I rip 1⁄4” wide blanks for the knife block dividers, using a sacrificial push block for the safest operation. I make as many of these strips as I’ll need for dividers.
I use the double push block method to rip 1⁄4” x 1⁄4” square lengths. The divider blank is as wide as my push block, so I use a second push block to hold the stock tight against the fence. I only count on one divider per blank, as it is very difficult to control a thinner blank that is completely hidden by the push block.
I am always reluctant to use a miter saw or table saw to cut small parts. Instead, I use a Japanese saw to chop the dividers to length. This razor-sharp saw cuts these in no time flat.
After ripping the verticals to width, I crosscut all four of the large pieces at once. This way, they are all guaranteed to be the same length. You can use a stop block, but I just align them all and chop to length. Make sure your chop saw can handle this much height; of course, you can use a miter sled on the table saw, too.
ASSEMBLY AND GLUE-UP

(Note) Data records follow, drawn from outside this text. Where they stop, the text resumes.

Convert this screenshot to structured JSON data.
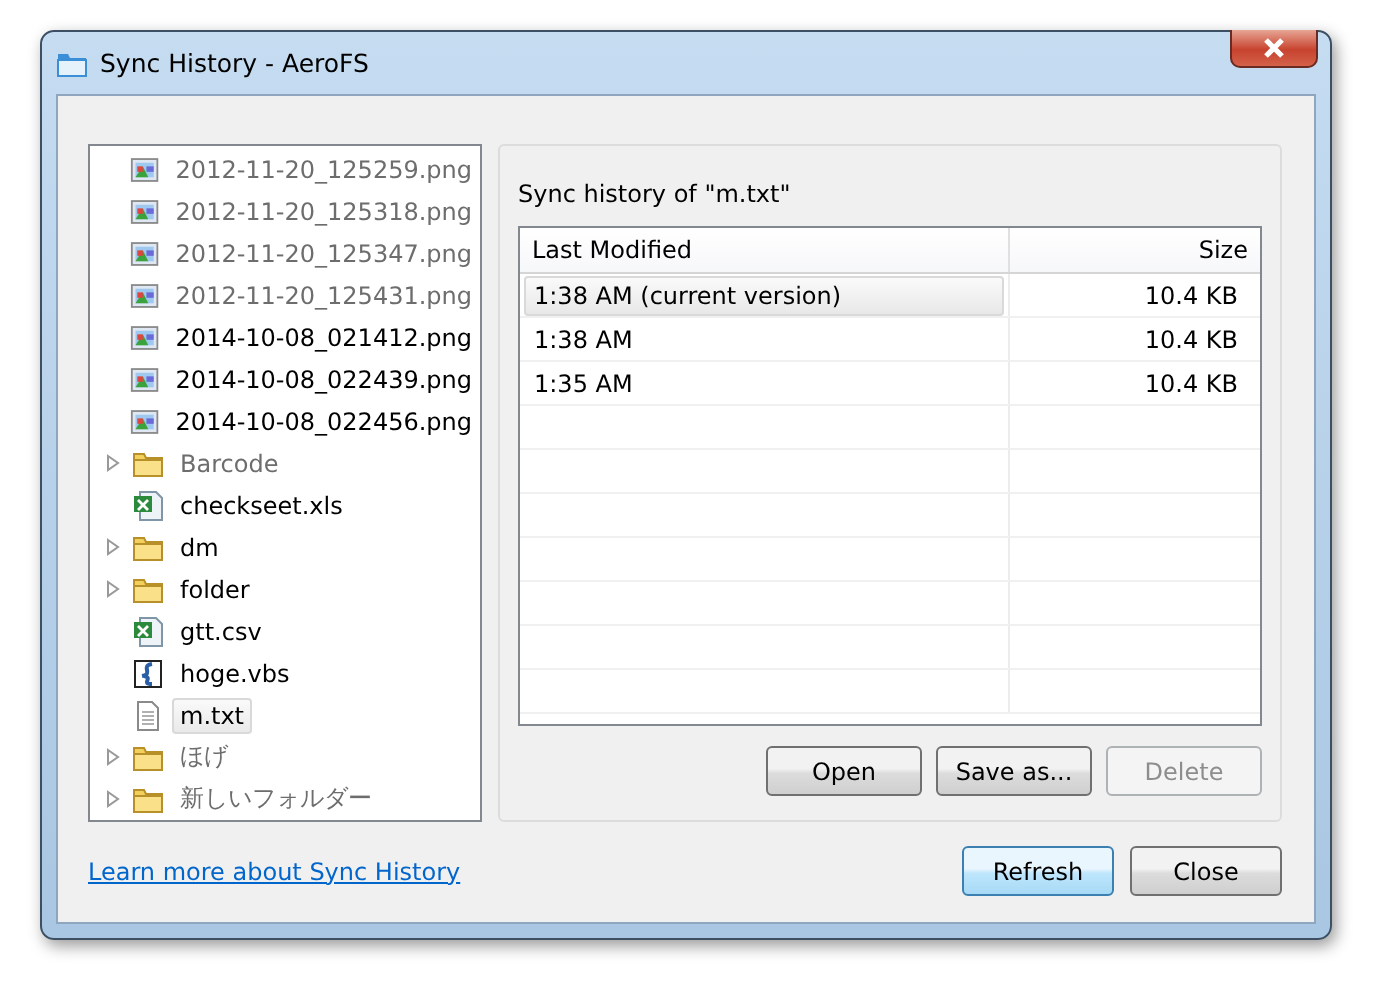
{
  "window": {
    "title": "Sync History - AeroFS"
  },
  "tree": [
    {
      "label": "2012-11-20_125259.png",
      "kind": "image",
      "dimmed": true,
      "selected": false
    },
    {
      "label": "2012-11-20_125318.png",
      "kind": "image",
      "dimmed": true,
      "selected": false
    },
    {
      "label": "2012-11-20_125347.png",
      "kind": "image",
      "dimmed": true,
      "selected": false
    },
    {
      "label": "2012-11-20_125431.png",
      "kind": "image",
      "dimmed": true,
      "selected": false
    },
    {
      "label": "2014-10-08_021412.png",
      "kind": "image",
      "dimmed": false,
      "selected": false
    },
    {
      "label": "2014-10-08_022439.png",
      "kind": "image",
      "dimmed": false,
      "selected": false
    },
    {
      "label": "2014-10-08_022456.png",
      "kind": "image",
      "dimmed": false,
      "selected": false
    },
    {
      "label": "Barcode",
      "kind": "folder",
      "dimmed": true,
      "selected": false
    },
    {
      "label": "checkseet.xls",
      "kind": "sheet",
      "dimmed": false,
      "selected": false
    },
    {
      "label": "dm",
      "kind": "folder",
      "dimmed": false,
      "selected": false
    },
    {
      "label": "folder",
      "kind": "folder",
      "dimmed": false,
      "selected": false
    },
    {
      "label": "gtt.csv",
      "kind": "sheet",
      "dimmed": false,
      "selected": false
    },
    {
      "label": "hoge.vbs",
      "kind": "script",
      "dimmed": false,
      "selected": false
    },
    {
      "label": "m.txt",
      "kind": "text",
      "dimmed": false,
      "selected": true
    },
    {
      "label": "ほげ",
      "kind": "folder",
      "dimmed": true,
      "selected": false
    },
    {
      "label": "新しいフォルダー",
      "kind": "folder",
      "dimmed": true,
      "selected": false
    }
  ],
  "history": {
    "heading": "Sync history of \"m.txt\"",
    "columns": [
      "Last Modified",
      "Size"
    ],
    "rows": [
      {
        "modified": "1:38 AM (current version)",
        "size": "10.4 KB",
        "selected": true
      },
      {
        "modified": "1:38 AM",
        "size": "10.4 KB",
        "selected": false
      },
      {
        "modified": "1:35 AM",
        "size": "10.4 KB",
        "selected": false
      }
    ],
    "buttons": [
      {
        "label": "Open",
        "disabled": false
      },
      {
        "label": "Save as...",
        "disabled": false
      },
      {
        "label": "Delete",
        "disabled": true
      }
    ]
  },
  "link": "Learn more about Sync History",
  "buttons": [
    {
      "label": "Refresh",
      "default": true
    },
    {
      "label": "Close",
      "default": false
    }
  ]
}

I like to lay out all of my parts of the three sub-assemblies to make sure they fit correctly before I commit with glue. The dividers are 1⁄2” shorter than the verticals, so be sure to align them to one end. Although the glue-up is simple, there are 14 pieces, so it never hurts to double-check.
After I have laid all of the dividers out, I glue up three sub-assemblies of dividers and verticals. I use copious amounts of glue and “clamp” the dividers down with masking tape. Make sure there is a lot of squeeze out on each sub-assembly. I apply masking tape on the end of the verticals to mark my parts with permanent marker; pencil is hard to see on walnut, and permanent marker seeps into end grain and is difficult to sand off.
Once the glue has set for an hour or so, it is time to fix the sub-assemblies together. I apply a bead of glue across the tops of the dividers and continue with each sub-assembly until all are stacked up.
A concrete block is the most rudimentary clamp! If I were using clamps, it would be really difficult to keep the faces aligned because when the clamps are tightened down, the parts slide. Not so with a concrete block, which relies on good old-fashioned gravity. I leave this undisturbed for a couple of hours and let the weight of the block work its magic.
CLEAN-UP AND FINISHING
I plane any unevenness off the edges with a finely tuned hand plane after the glue has set. I also chamfer all of the edges while I have the hand plane out. Of course, if you are uncomfortable with a plane, you can use sandpaper instead.
I wrap a piece of sandpaper around a thin, broad stick and use that to clean the knife slots. I flip the block over and round the edges on the bottom as well.
I use a wiping cloth to apply three coats of oil-based polyurethane to the block. Two pieces of scrap hold the block off my work surface, so I can apply finish to every side of the block at once. I squeeze the cloth and gently wedge it into the knife slots to finish the insides as well. Sand with 320-grit paper between applications. If you can, wait a day or two for the finish to dry before wrapping the knife block and putting it under the tree.